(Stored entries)
▶
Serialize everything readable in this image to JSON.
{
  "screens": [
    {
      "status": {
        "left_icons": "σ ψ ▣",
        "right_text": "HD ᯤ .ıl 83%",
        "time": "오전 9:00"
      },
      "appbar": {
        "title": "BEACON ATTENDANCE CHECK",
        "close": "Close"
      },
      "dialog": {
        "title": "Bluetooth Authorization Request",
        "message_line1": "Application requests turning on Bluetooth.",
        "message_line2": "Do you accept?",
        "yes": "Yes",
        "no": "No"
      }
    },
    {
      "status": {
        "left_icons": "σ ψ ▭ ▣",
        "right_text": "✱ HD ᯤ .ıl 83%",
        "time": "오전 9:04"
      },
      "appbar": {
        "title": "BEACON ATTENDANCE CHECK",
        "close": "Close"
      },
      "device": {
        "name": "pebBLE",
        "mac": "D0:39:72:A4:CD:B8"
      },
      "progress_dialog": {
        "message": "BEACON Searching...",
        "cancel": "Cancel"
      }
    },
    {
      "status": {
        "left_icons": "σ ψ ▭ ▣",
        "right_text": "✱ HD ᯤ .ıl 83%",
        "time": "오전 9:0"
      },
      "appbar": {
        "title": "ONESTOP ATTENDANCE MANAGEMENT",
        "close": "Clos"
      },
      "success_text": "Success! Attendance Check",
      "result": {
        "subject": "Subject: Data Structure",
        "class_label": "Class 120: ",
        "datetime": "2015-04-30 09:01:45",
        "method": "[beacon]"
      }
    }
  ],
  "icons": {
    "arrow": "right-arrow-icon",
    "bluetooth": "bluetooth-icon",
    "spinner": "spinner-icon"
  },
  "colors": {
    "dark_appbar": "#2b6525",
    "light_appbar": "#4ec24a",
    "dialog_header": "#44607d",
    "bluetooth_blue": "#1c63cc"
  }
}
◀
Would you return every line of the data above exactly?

Serialize everything readable in this image to JSON.
{
  "screens": [
    {
      "status": {
        "left_icons": "σ ψ ▣",
        "right_text": "HD ᯤ .ıl 83%",
        "time": "오전 9:00"
      },
      "appbar": {
        "title": "BEACON ATTENDANCE CHECK",
        "close": "Close"
      },
      "dialog": {
        "title": "Bluetooth Authorization Request",
        "message_line1": "Application requests turning on Bluetooth.",
        "message_line2": "Do you accept?",
        "yes": "Yes",
        "no": "No"
      }
    },
    {
      "status": {
        "left_icons": "σ ψ ▭ ▣",
        "right_text": "✱ HD ᯤ .ıl 83%",
        "time": "오전 9:04"
      },
      "appbar": {
        "title": "BEACON ATTENDANCE CHECK",
        "close": "Close"
      },
      "device": {
        "name": "pebBLE",
        "mac": "D0:39:72:A4:CD:B8"
      },
      "progress_dialog": {
        "message": "BEACON Searching...",
        "cancel": "Cancel"
      }
    },
    {
      "status": {
        "left_icons": "σ ψ ▭ ▣",
        "right_text": "✱ HD ᯤ .ıl 83%",
        "time": "오전 9:0"
      },
      "appbar": {
        "title": "ONESTOP ATTENDANCE MANAGEMENT",
        "close": "Clos"
      },
      "success_text": "Success! Attendance Check",
      "result": {
        "subject": "Subject: Data Structure",
        "class_label": "Class 120: ",
        "datetime": "2015-04-30 09:01:45",
        "method": "[beacon]"
      }
    }
  ],
  "icons": {
    "arrow": "right-arrow-icon",
    "bluetooth": "bluetooth-icon",
    "spinner": "spinner-icon"
  },
  "colors": {
    "dark_appbar": "#2b6525",
    "light_appbar": "#4ec24a",
    "dialog_header": "#44607d",
    "bluetooth_blue": "#1c63cc"
  }
}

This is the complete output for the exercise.